What is it about Christian choral music that makes it so popular? Why does it carry so much weight in the choral repertoire? Does it conceal a spiritual mystery? Is it just good music written by ingenious composers, or were these composers inspired in a particular way? Does one have to be Christian to be
able to perceive or understand its mystery, or does the music's ability to move us transcend confession or religious affiliation? Together we will seek to uncover this mystery and to find answers to these questions by singing, listening to, analyzing, and conducting popular religious music from the 19th and 20th centuries.
VOLKER HEDTFELD & ANDREAS KLIPPERT, Germany
Mystery of Christian liturgy and choral music in the 19th and 20th century
After his work as Second Conductor and Chorus Master at the Opera Aachen and the Sinfonic Choir Aachen Andreas Klippert now is Musical Director of the vocal ensemble „Vokalwerk Nürnberg“. He also teaches conducting at the University of Kassel. Klippert studied choral- and orchestra-conducting in Mannheim. After this, he was assistant conductor at National Opera Maribor (Slovenia) and National Theatre Weimar. In addition to this engagements, he conducted many concerts with „KonzertChor SüdHessen“ and „Cantus Hamburg“. His special interest goes to sacred choral music, a capella and oratory. His work at several Opera Houses brought him a lot of experience in orchestral conducting, which is helpful to connect specific choir needs like sound and singing technique with the belongings of an orchestra.
When a spark ignites, Volker Hedtfeld is in his element. "It is sublime to sense when something happens between me and the choir," says the Dortmund native. He knows that a spark between a choir and its conductor will ignite in the audience too, electrifying it and triggering an emotional response. His passion for music is almost as old as he is. While still a child, he learned to play not only the piano, but also the organ, violin, and viola. Later he studied music education at the Cologne Hochschule für Musik und Tanz, but it was working with voices that excited him the most. In the late 1990s he founded his first vocal ensemble, Opus 99, with which he performed concerts in the Ruhr Valley and in the Rhineland. Before long he turned up at Berlin's University of the Arts (UdK), where he studied orchestral conducting with Lutz Köhler.
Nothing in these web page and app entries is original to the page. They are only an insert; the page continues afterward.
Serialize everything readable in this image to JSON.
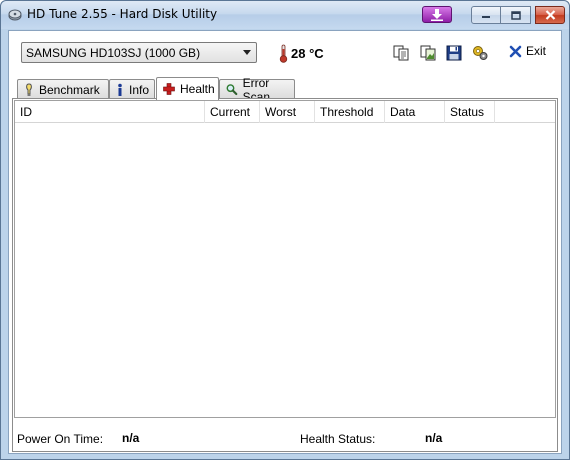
{
  "window": {
    "title": "HD Tune 2.55 - Hard Disk Utility"
  },
  "toolbar": {
    "drive": "SAMSUNG HD103SJ (1000 GB)",
    "temperature": "28 °C",
    "exit_label": "Exit"
  },
  "tabs": [
    {
      "label": "Benchmark",
      "icon": "benchmark-icon"
    },
    {
      "label": "Info",
      "icon": "info-icon"
    },
    {
      "label": "Health",
      "icon": "health-cross-icon",
      "active": true
    },
    {
      "label": "Error Scan",
      "icon": "magnifier-icon"
    }
  ],
  "table": {
    "columns": [
      "ID",
      "Current",
      "Worst",
      "Threshold",
      "Data",
      "Status"
    ],
    "rows": []
  },
  "footer": {
    "power_on_label": "Power On Time:",
    "power_on_value": "n/a",
    "health_label": "Health Status:",
    "health_value": "n/a"
  },
  "colors": {
    "titlebar": "#c7d9ee",
    "download_button": "#a13cbf",
    "close_button": "#c23a1f",
    "thermometer": "#c0392b",
    "health_cross": "#c81e1e"
  }
}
Later he supplemented his education at the University of the Arts at the Ecumenical Institute of Sacred Music and studied choral conducting with Jörg- Peter Weigle at the Hanns Eisler School of Music Berlin.